Coca-Cola

Coca-Cola shares have reach a 52-week low in the stock market. Coke has claimed, unseasonable cool and wet weather in northern Europe and volume pressure in North America has caused the stock to fall. Comparing summers between 2003 and 2004, in 2003 northern Europe had extreme high temperatures where as in 2004 was cooler and wetter than normal.

Weather can take an affect on a company but how much? Can weather be such a hindrance that it could destroy small or a large company or is weather a temporary excuse to explain why share prices are low? Coca-Cola is saying weather has kept their share prices declining instead of increasing.

In the short-run weather can have effect a companies shares. In the long-run can a company continue to blame the weather of its short fall? In my opinion weather can change a company for a short time but not in the long-run. The business needs to make the changes necessary to adapt for the change in weather.

4 comments:

Taber Wolrab said...

To an extent busnisses can be affected by the weather. I agree that any long-term problems should not be contributed to the weather. If the company views a problem in the short-run from the weather, it needs to fix the problem to where the weather isn't a factor in the long-run.

John West said...

Coke is simply upplaying the weather issue in an attempt to downplay its lagging sales. There really is no excuse that legitimizes the drop in sales that was experienced in Europe. Coke has been in business for a long time and I'm sure that this wasn't the first time that Europe suffered a cold spell. Perhaps Coke might look into developing a drink that would increase demand when other products are decreasing in demand. Maybe a hotter version of Coke.

Dr. Tufte said...

I don't know too much about this issue.

Weather seems implausible as an excuse for Coke, but information like this tends to have formal reports to Wall Street researchers as its source. So, perhaps there is something to this.

Keep in mind that Coke makes thousands of products besides colas.

I think the analysis is correct: if this is really a weather related problem, it will go away shortly.

Dr. Tufte said...

I just came across this.

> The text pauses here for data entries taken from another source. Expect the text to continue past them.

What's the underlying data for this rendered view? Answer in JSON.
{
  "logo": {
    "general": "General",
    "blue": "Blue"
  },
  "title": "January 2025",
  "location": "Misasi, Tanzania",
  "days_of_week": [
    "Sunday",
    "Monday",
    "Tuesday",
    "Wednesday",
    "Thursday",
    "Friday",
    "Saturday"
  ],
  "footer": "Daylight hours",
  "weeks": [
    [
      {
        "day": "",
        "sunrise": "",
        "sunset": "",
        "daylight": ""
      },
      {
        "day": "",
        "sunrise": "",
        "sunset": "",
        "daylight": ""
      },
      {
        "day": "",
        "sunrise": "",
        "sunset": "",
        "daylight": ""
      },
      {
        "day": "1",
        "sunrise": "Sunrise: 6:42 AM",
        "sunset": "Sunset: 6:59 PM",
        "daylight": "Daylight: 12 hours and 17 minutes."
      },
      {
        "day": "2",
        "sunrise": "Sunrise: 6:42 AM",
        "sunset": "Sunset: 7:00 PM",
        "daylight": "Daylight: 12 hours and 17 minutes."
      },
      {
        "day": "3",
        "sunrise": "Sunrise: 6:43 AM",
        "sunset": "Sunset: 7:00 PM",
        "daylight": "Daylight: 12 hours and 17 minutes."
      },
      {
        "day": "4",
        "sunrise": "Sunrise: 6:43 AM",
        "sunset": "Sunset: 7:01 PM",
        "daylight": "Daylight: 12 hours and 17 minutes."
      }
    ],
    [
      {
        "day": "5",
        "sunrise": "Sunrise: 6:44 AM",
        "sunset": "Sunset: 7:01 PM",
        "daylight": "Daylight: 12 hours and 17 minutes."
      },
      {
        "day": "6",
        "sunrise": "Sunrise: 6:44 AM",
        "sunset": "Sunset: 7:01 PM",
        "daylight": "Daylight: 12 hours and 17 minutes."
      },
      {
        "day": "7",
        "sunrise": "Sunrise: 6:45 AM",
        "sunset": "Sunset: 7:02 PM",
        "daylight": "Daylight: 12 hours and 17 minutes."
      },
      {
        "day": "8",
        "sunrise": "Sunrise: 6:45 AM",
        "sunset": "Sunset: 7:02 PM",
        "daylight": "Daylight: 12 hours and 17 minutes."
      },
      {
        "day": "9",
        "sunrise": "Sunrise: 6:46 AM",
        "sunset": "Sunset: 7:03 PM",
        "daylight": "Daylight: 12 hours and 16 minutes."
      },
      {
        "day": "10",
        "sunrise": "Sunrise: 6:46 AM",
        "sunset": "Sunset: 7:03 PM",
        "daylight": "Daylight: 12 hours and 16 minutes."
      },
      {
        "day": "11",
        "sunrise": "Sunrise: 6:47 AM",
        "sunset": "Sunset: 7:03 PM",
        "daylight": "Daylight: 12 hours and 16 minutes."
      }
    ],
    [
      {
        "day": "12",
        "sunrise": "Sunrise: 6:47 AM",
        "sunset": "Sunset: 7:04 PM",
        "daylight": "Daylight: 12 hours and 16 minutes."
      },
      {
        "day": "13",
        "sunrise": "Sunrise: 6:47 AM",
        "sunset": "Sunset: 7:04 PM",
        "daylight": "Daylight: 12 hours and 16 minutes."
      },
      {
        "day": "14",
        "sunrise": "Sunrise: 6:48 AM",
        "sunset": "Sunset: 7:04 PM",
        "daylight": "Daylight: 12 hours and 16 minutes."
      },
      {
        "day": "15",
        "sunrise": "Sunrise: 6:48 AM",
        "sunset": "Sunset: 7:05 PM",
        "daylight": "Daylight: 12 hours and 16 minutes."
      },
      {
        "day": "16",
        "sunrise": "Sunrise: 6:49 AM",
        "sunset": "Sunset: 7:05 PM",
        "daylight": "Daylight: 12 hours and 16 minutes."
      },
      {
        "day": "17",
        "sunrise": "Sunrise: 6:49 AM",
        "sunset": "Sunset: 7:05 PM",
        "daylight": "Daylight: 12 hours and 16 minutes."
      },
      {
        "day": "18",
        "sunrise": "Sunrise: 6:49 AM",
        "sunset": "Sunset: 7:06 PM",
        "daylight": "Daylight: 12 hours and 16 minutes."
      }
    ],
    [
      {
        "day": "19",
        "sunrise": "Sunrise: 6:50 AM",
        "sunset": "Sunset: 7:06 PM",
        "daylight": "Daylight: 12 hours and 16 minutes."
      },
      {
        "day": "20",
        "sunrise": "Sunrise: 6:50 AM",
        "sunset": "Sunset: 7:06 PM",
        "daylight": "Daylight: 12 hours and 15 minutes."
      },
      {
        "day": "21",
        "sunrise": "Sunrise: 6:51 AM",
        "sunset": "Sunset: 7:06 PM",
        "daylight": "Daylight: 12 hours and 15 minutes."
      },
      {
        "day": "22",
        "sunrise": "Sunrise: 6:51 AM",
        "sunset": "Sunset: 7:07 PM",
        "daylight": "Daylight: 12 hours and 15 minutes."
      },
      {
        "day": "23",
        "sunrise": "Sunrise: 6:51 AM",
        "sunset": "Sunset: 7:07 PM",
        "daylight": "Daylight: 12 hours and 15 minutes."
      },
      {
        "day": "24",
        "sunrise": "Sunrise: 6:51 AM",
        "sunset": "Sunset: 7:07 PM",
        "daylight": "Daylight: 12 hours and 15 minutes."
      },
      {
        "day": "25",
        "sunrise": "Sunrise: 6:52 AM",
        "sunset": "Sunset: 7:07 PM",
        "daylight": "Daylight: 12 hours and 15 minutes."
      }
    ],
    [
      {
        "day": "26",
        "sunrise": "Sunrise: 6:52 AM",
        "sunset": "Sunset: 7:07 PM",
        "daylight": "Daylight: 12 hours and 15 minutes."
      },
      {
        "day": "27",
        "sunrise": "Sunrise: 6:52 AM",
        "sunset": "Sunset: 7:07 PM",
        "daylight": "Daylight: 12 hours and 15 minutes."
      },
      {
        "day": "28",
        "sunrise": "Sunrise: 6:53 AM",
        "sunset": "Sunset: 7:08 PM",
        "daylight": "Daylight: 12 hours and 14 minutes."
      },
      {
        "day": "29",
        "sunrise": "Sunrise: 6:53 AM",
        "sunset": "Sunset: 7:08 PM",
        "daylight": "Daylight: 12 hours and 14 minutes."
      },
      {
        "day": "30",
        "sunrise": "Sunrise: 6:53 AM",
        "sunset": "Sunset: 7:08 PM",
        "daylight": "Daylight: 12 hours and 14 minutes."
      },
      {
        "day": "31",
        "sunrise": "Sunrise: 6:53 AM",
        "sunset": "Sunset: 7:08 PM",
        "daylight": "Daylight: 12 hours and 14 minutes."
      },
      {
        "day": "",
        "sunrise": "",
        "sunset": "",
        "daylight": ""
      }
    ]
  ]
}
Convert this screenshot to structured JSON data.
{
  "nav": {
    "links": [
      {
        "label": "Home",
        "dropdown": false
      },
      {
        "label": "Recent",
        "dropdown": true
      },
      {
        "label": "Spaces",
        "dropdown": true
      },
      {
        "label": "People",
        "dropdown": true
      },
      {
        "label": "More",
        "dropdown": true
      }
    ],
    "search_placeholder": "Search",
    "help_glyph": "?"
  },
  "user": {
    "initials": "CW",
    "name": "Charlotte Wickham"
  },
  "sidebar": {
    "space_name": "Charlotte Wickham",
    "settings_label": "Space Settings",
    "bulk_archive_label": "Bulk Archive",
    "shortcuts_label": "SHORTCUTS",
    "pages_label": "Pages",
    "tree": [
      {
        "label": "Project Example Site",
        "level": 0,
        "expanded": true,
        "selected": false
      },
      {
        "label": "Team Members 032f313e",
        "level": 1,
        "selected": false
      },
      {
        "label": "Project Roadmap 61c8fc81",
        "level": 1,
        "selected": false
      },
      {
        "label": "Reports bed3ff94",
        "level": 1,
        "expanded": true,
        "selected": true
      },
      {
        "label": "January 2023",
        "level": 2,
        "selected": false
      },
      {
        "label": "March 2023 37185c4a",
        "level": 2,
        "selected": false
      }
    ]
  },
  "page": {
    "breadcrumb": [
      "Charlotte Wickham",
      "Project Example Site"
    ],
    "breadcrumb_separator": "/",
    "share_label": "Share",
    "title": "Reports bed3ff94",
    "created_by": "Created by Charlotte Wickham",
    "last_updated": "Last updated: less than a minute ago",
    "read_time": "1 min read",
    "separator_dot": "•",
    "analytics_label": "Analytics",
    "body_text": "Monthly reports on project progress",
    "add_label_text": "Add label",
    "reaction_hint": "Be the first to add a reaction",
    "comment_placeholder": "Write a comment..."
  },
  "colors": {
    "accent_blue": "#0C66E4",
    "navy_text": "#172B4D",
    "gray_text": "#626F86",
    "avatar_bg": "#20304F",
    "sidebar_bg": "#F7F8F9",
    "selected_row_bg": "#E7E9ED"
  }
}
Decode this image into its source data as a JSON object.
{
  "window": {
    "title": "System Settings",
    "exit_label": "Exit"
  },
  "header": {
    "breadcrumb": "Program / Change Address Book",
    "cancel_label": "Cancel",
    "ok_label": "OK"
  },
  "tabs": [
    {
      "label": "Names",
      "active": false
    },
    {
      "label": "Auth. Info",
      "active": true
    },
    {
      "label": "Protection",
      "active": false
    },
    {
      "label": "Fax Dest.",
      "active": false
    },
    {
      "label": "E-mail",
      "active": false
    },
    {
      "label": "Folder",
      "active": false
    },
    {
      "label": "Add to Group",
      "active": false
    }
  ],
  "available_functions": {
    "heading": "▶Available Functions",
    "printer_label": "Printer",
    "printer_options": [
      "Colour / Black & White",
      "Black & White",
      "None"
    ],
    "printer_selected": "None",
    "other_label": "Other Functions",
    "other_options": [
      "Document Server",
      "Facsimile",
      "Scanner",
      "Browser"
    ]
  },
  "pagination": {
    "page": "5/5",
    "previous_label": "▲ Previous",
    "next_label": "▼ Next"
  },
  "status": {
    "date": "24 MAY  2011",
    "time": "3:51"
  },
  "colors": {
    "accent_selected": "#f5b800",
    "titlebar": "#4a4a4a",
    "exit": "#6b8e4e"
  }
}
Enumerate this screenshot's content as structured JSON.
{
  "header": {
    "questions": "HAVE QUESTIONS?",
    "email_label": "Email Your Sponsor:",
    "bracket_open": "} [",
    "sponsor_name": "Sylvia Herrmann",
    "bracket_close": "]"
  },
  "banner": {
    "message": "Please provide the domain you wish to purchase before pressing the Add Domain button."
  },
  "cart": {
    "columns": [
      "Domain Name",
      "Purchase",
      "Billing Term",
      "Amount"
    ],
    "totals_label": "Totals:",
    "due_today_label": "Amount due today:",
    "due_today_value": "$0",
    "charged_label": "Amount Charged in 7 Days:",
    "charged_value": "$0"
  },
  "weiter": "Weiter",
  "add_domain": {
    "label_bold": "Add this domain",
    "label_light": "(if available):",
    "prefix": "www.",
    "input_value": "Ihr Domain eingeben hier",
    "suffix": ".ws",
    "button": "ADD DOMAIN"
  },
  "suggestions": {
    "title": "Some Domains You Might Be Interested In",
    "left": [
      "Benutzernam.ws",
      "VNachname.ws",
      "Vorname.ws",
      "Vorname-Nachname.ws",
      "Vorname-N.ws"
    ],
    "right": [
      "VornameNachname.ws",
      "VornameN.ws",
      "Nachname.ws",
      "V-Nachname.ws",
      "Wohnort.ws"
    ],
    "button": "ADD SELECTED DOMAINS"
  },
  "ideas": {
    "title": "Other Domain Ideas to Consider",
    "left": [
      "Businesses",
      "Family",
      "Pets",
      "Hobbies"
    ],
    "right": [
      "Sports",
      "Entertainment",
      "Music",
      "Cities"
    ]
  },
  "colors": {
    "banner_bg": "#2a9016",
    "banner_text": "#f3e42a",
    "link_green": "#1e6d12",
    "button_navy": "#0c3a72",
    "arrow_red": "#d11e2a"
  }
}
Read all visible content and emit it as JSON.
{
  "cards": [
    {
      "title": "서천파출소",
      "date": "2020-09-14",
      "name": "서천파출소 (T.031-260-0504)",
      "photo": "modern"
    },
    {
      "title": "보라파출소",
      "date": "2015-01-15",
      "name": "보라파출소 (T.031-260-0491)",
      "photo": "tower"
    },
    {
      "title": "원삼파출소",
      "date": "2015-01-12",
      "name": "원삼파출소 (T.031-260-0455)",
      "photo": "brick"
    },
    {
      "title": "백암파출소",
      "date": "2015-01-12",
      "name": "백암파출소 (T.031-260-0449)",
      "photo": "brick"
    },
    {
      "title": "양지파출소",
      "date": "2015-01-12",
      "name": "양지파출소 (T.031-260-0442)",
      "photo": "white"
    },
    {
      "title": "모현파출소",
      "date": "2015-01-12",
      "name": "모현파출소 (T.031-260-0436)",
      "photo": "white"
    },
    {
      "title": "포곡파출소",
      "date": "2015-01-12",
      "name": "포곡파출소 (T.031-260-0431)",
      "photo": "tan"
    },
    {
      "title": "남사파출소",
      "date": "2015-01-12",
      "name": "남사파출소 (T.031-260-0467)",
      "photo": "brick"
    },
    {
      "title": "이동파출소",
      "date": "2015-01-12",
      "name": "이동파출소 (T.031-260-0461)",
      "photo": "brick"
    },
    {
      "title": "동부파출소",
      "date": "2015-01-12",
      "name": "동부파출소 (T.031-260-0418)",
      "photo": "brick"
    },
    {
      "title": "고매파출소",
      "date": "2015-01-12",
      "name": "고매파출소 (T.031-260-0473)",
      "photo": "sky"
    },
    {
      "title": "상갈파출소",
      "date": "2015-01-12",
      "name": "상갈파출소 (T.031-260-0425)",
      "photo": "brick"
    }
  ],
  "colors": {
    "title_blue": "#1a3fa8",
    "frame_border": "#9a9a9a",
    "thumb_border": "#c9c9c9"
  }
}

Apparently Coke was making Dasani (bottled water)in England by filtering river water. But, not well enough, and they had to withdraw it from the market.